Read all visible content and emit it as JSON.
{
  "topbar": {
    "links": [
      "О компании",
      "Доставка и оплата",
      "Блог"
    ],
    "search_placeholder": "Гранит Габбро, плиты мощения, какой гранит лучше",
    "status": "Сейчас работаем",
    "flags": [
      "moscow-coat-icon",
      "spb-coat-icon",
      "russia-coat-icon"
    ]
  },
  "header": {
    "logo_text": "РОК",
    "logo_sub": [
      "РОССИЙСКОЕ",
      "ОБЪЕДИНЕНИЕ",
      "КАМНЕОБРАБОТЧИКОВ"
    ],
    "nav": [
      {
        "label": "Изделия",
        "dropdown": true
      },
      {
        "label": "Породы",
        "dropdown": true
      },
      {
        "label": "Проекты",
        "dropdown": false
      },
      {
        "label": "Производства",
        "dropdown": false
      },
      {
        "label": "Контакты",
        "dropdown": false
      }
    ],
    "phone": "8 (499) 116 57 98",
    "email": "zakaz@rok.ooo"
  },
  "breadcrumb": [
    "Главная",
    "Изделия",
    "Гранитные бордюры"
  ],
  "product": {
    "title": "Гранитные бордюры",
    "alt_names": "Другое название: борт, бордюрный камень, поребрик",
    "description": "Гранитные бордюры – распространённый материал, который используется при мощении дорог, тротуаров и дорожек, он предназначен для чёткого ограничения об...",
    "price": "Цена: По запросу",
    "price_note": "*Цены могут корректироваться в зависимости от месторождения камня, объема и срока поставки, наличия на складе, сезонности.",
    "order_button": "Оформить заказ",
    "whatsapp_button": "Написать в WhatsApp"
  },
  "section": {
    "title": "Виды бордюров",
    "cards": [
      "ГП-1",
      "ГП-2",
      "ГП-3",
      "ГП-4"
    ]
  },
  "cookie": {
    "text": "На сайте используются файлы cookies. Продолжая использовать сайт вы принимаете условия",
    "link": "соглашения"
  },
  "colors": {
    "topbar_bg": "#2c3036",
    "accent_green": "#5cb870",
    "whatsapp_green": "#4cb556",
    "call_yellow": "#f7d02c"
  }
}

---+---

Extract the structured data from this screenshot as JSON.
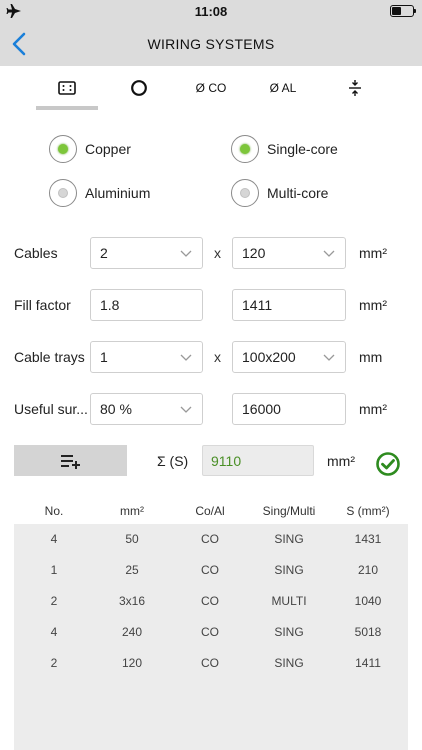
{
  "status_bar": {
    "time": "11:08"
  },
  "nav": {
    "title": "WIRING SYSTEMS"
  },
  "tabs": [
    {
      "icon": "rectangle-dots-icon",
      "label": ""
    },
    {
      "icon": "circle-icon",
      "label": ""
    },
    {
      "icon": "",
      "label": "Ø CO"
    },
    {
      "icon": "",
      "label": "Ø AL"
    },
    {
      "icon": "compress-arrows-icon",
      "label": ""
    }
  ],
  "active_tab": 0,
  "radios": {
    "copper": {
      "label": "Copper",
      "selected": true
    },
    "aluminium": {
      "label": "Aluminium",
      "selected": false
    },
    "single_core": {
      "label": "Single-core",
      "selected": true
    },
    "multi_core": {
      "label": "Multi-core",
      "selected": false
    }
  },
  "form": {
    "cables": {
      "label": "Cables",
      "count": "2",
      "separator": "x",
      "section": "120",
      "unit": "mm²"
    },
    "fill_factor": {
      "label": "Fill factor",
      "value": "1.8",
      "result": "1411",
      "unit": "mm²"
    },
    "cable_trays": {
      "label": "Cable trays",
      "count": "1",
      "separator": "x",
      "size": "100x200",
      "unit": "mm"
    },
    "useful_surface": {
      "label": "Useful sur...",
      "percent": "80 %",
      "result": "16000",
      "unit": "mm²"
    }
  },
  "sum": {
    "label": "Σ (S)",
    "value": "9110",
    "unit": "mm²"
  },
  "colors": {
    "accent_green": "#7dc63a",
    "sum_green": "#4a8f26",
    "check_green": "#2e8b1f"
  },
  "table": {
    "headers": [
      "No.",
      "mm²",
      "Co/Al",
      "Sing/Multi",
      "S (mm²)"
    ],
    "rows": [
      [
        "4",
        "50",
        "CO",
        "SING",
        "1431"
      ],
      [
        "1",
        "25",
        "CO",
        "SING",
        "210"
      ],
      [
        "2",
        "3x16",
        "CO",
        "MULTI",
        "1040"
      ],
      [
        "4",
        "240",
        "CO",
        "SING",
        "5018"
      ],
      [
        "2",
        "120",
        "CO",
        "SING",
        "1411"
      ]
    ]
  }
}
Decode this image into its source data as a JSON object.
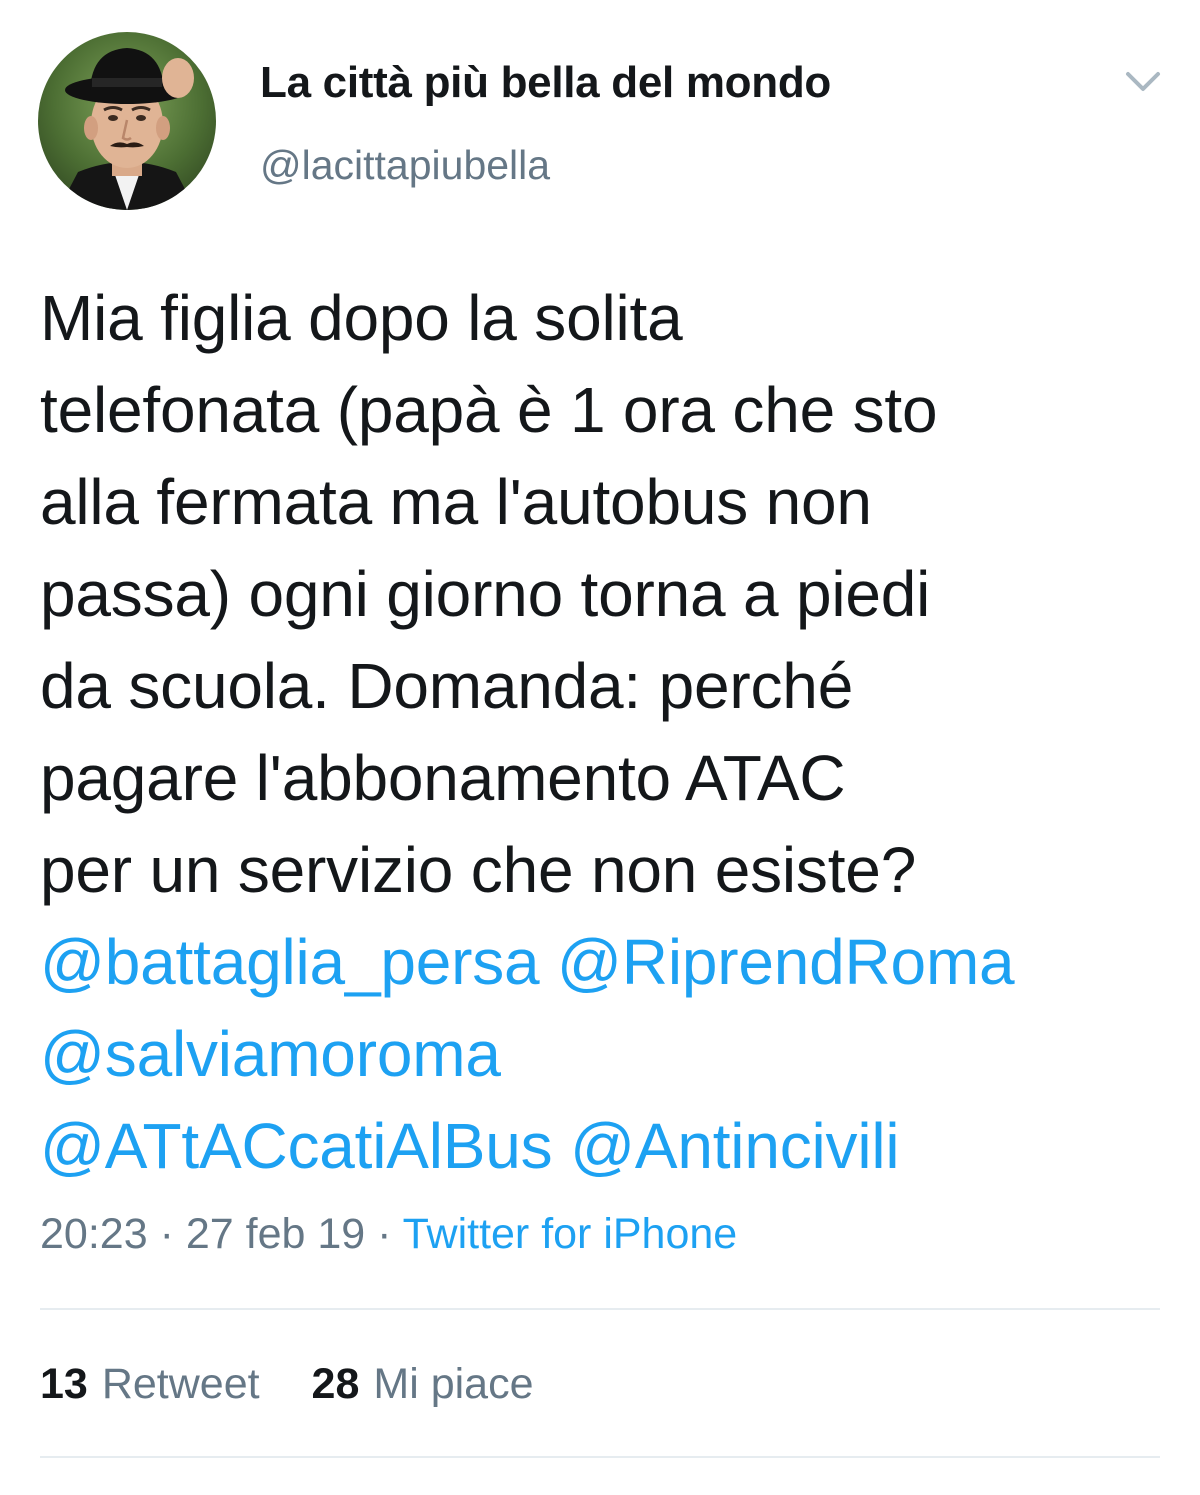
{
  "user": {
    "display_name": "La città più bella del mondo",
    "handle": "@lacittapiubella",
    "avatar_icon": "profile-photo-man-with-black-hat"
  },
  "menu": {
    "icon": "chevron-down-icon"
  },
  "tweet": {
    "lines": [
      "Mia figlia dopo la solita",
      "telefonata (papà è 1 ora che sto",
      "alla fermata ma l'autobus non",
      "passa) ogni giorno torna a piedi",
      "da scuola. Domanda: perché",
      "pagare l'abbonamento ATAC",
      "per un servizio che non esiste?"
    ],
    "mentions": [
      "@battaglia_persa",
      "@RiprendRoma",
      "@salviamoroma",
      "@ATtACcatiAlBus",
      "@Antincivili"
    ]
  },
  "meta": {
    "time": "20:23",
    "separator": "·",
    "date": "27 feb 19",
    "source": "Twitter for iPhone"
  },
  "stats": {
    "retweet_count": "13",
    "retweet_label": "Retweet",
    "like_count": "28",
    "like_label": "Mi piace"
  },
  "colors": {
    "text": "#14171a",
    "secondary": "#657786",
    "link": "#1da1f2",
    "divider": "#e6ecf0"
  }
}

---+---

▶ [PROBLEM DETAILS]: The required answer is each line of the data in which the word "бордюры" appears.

▶ [TASK ANSWER]:
    "Гранитные бордюры"
    "title": "Гранитные бордюры",
    "description": "Гранитные бордюры – распространённый материал, который используется при мощении дорог, тротуаров и дорожек, он предназначен для чёткого ограничения об...",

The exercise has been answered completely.